The English Bull Terrier: thinking about getting an English Bull Terrier?
English Bull Terriers are typically sweet natured with their family members, despite their independent and strong willed nature.
Their most notable feature is their curved, shark-shaped heads. They’ve received some bad press over the years and may not be the ideal pets for first-time owners.
Place of origin: England, arriving in the 19th century as a result of ‘Bull and Terrier’ breeding
How big do English Bull Terriers get? 45 – 55cm
How heavy are English Bull Terriers? 20 – 29kg
Life Expectancy: 10 – 14 years
Colour: White, Tri-colour, Brindle & White, Red & White, Fawn & White, White & Black Brindle
Please note: a dog’s exercise, training/stimulation and grooming requirements can depend on several factors such as age and health. The same goes for ongoing costs of ownership. For advice on one specific dog, we always advise chatting with a vet.
How much exercise does an English Bull Terrier need?
English Bull Terriers really enjoy their exercise! They’ll need 2 decent walks every day and a fair amount of play in between. Like all dogs, if they don’t get the stimulation they need, their behaviour can become destructive. In severe situations, chewing furniture can cause a blockage of the bowel, which takes surgery to repair.
If you lead a very busy lifestyle and find yourself out of the house a lot, an English Bull Terrier may not be the breed for you.
English Bull Terriers’ sparse coats mean that they feel the cold more than most, so it’s a good idea to provide them with a coat during the winter.
Some Bull Terriers can be strong-willed and occasionally unpredictable – they may take a dislike to other dogs, for example. Training will help with this, but at times it may be best to keep them on the lead.
Training: how to train an English Bull Terrier
English Bull Terriers often make for friendly, happy companions. However, because of their appearance, members of the public may see them as aggressive.
Typically, English Bull Terriers respond well to training but they’re strong minded and sometimes feisty; they’ll need a determined leader who handles them with positive reinforcement. If you’re a first-time pet owner, an English Bull Terrier may be a struggle. A more agreeable, naturally submissive breed will likely be more suited to you.
The English Bull Terrier’s shorthaired coat is easy to care for – a weekly brush should suffice. They moult during moulting season but rarely at any other time of the year. You’ll only need to bathe your English Bull Terrier when needed: if they’ve rolled through mud, for example.
If you’re an active person that relishes the idea of spending lots of time with your dog but don’t class yourself as the grooming type, an English Bull Terrier could be just the breed for you.
Bull Terriers are friendly, feisty and outgoing.
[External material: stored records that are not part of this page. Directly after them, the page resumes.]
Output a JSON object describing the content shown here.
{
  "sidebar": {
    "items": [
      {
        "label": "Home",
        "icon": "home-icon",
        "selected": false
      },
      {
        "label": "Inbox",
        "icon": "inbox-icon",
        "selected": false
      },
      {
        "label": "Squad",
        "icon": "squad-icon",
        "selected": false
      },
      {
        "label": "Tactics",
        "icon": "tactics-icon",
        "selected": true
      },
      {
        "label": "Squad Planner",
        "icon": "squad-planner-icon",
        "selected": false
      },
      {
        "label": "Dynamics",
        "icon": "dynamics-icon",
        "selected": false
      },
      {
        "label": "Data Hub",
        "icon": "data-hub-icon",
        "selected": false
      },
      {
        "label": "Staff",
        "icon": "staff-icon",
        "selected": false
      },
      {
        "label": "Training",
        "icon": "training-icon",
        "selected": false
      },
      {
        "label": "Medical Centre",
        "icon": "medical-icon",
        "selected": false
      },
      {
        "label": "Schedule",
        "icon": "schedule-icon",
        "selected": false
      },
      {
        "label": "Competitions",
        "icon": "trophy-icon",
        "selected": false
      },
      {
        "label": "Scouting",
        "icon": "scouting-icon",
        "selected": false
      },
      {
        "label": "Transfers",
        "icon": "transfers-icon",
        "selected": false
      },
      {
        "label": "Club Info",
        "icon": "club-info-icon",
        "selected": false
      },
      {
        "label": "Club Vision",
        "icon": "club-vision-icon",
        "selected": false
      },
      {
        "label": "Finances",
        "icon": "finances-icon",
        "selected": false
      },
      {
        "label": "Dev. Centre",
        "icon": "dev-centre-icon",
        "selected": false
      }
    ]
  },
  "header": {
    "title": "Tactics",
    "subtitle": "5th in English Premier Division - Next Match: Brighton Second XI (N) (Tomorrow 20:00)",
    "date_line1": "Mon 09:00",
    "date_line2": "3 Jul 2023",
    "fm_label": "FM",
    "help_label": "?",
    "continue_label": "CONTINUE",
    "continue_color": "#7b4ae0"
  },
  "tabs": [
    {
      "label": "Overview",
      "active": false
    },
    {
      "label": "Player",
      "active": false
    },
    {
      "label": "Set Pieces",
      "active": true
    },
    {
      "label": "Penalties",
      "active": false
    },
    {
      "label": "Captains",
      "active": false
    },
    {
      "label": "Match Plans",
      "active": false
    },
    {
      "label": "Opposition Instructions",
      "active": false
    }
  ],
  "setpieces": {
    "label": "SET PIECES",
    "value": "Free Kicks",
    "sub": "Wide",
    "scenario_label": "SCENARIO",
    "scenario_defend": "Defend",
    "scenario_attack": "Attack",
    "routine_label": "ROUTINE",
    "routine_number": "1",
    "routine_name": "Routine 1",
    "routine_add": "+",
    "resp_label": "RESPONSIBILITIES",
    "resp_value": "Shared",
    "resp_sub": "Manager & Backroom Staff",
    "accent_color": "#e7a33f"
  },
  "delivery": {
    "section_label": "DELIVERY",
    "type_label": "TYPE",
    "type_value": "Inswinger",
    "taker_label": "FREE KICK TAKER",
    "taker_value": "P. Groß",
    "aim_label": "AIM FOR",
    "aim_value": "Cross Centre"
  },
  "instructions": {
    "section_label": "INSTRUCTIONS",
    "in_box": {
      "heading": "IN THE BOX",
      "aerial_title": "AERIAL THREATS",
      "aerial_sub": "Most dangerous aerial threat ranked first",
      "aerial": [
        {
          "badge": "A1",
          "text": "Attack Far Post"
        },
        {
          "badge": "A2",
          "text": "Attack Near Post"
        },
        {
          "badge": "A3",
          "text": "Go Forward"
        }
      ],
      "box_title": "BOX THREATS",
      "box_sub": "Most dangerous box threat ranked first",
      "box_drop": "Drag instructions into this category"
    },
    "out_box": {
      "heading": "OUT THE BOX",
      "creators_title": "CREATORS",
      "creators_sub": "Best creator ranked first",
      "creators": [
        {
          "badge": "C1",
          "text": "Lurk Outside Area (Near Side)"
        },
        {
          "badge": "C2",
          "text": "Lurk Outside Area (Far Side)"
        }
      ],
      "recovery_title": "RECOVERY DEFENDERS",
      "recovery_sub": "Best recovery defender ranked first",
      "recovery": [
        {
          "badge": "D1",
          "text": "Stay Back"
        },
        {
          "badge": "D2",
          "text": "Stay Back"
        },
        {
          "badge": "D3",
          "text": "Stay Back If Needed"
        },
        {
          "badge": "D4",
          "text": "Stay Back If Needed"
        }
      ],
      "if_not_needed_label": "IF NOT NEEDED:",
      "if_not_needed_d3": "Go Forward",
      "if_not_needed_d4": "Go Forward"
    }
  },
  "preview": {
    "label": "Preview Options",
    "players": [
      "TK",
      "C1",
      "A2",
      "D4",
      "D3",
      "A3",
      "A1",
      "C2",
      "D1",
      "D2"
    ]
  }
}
They love the company of humans but are sometimes less comfortable around other dogs.
They’re full of energy and like to play rough, making them less suitable to young children but potentially a great match for older children.
English Bull Terriers are naturally wary of strangers. If they see children play-fighting, they may get confused and intervene. If you live in a boisterous house, brimming with excited children and other pets, an English Bull Terrier may not be the best match for you.
When you’re considering the lifetime cost of owning a dog, remember to take into account:
- Breed-specific food
- Veterinary care
- Pet insurance
- Kennels or dog sitters
- Regular grooming costs
- Toys and equipment
- Preventative healthcare
As a rough guide, allow between £80 and £120 a month to cover the ongoing costs of owning a English Bill Terrier. Our vets have drawn up this handy guide to save dog owners money.
Need more info?
For more info on finding the best dog breed for you and your lifestyle, have a chat with your vet.